One look at Jose Canseco’s bulging biceps and the word “steroids” comes to mind. And in his personal memoir, Juiced: Wild Times, Rampant ‘Roids, Smash Hits, and How Baseball Got Big, Canseco admits to not only using steroids but perfecting them to an art form, and showing other players how to do the same.
Juiced won’t win any awards for being well written, but this controversial book certainly provides a juicy inside look at what goes on behind the scenes in America’s favorite pasttime, and Canseco even names names. The book reveals the evolution of his love affair with steroids (not to mention a brief fling with Madonna!) and how the use of of human growth hormone changed the look of baseball. Though much of the credit Canseco takes for becoming a walking chem-lab of steroid delights may seem arrogant and a bit overblown, it sure looks as though the use of ‘roids has indeed spread throughout the sport, with such devotees as Mark McGwire and Jason Giambi, who Canseco refers to as the biggest “juicer” in the game.
Canseco talks about plenty of big-name players, and does the “some do, some don’t” dance to the question of “who takes ‘em?” There are stories of his own baseball records, highs and lows in the game and in life, and what it was like for a Cuban-born Latino to play in the big leagues. There is plenty of name-dropping and gossip, including Canseco’s opinion that George Bush turned a blind eye to steroid use when he was owner of the Texas Rangers (hey, no big lead there…he turns a blind eye to everything!), but mostly the book is about Canseco, and his pain and glory as a player, a husband, a dad and a man, complete with sad tales of near-suicide and the suffering of divorce with his second wife, his love for his daughter, and the usual stories of groupies and hi-jinks on the road – all the mandatory “celebrity” memoir fodder. There are some color photos of Canseco and his big, bulging biceps playing the game and posing for the camera, all of which really drive home the fact that the bodies we see running the bases on Sunday afternoon at the ballpark are not the result of a healthy low-carb diet and weight training!
But the real star of Juiced is baseball itself, and how steroid use has altered and transformed the entire game, and how customized use of these drugs has made the sport what it is today. Canseco’s opinion that in the future, medical supervision of steroid use could be a good thing for the sport is, well, his opinion.
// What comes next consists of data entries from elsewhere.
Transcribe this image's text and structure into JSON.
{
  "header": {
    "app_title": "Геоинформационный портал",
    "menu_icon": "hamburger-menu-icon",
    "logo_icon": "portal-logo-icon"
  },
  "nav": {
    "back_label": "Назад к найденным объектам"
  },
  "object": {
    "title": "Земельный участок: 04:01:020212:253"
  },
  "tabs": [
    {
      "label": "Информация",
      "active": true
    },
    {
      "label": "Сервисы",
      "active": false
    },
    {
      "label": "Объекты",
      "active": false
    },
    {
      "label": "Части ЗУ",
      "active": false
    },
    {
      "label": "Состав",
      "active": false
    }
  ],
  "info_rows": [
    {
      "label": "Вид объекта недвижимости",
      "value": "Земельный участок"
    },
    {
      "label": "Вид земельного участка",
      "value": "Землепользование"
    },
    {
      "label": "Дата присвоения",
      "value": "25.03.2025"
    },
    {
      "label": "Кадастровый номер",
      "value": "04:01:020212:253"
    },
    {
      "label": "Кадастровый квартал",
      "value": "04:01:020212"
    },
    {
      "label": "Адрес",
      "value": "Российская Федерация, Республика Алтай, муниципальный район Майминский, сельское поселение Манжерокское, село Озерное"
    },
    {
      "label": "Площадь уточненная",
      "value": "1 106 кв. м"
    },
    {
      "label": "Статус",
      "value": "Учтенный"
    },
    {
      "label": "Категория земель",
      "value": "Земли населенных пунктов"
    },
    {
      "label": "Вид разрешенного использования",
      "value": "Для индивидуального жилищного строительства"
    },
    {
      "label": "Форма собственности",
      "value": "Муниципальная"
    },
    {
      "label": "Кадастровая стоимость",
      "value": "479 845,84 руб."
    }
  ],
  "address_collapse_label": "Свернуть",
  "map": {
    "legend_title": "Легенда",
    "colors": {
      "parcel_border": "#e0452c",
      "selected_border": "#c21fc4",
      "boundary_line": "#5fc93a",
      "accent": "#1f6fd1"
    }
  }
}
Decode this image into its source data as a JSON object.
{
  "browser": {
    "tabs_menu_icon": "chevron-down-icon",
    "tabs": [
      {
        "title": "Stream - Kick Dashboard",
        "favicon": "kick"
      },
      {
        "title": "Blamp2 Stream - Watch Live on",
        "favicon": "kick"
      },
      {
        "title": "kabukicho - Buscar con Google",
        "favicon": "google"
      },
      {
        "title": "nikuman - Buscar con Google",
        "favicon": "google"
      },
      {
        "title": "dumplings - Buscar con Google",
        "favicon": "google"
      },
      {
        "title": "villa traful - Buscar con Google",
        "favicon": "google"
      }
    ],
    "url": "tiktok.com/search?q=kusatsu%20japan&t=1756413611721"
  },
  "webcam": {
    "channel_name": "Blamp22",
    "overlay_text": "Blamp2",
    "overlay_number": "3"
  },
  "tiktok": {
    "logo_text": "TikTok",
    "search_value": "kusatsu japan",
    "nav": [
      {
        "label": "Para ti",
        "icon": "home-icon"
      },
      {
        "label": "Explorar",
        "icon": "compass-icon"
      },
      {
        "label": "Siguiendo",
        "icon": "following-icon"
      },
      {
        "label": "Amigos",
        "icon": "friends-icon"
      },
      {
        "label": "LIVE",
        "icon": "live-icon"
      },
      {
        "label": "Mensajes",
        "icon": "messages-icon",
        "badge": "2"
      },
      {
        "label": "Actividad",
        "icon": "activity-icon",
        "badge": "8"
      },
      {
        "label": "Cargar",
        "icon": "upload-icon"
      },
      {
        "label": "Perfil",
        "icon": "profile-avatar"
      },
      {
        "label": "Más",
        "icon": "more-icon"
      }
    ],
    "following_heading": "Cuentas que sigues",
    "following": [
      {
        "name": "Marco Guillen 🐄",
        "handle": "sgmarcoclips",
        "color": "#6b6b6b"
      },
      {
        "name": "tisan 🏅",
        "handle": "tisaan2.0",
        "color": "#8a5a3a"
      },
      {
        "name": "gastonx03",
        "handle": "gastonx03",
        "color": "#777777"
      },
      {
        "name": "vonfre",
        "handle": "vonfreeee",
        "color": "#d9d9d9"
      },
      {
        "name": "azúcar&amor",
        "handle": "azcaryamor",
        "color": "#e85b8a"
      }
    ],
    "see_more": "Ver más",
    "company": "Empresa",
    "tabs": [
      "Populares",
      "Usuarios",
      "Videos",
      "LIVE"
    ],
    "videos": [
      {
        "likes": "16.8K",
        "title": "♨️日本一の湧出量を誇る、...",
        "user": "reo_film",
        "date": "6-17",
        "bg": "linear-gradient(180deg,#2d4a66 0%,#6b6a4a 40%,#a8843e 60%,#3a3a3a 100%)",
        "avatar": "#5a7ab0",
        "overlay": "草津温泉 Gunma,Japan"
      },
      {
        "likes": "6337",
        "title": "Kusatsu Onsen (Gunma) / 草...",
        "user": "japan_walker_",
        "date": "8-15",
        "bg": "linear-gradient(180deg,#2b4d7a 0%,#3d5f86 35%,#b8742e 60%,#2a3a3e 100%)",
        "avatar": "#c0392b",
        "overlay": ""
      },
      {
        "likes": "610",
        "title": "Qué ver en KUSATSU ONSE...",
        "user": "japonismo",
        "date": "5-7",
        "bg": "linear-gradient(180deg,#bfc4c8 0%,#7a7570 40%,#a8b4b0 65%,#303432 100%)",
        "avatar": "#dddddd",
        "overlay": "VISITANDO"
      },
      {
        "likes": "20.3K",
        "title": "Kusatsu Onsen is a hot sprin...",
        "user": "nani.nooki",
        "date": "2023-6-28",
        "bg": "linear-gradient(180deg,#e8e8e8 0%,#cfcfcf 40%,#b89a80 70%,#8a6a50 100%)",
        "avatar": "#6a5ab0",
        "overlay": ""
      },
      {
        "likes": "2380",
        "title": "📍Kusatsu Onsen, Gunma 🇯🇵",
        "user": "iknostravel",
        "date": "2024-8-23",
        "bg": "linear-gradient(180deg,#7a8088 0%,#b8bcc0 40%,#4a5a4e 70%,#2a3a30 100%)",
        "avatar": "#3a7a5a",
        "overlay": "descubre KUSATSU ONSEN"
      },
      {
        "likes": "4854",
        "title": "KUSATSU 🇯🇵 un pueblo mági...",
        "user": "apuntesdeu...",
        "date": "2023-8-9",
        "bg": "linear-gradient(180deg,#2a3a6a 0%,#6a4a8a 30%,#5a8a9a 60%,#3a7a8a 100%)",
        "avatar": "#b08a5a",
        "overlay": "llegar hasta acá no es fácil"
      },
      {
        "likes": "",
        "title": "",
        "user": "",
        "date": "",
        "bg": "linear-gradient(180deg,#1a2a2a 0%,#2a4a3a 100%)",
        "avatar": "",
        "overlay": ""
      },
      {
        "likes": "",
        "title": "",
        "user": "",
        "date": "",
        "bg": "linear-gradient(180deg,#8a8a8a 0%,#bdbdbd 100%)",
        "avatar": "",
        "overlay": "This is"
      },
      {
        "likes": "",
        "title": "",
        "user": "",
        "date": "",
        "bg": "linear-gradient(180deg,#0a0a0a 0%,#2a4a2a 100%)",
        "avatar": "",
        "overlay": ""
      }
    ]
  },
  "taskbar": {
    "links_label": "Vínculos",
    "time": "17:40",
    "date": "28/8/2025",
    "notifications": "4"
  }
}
The writing itself is pretty forgetful, but the gossip and anecdotes and behind the scenes details, whether true or just a figment of one big-muscled, slightly cocky player’s imagination, make for fun reading over a big bowl of popcorn and a cold drink.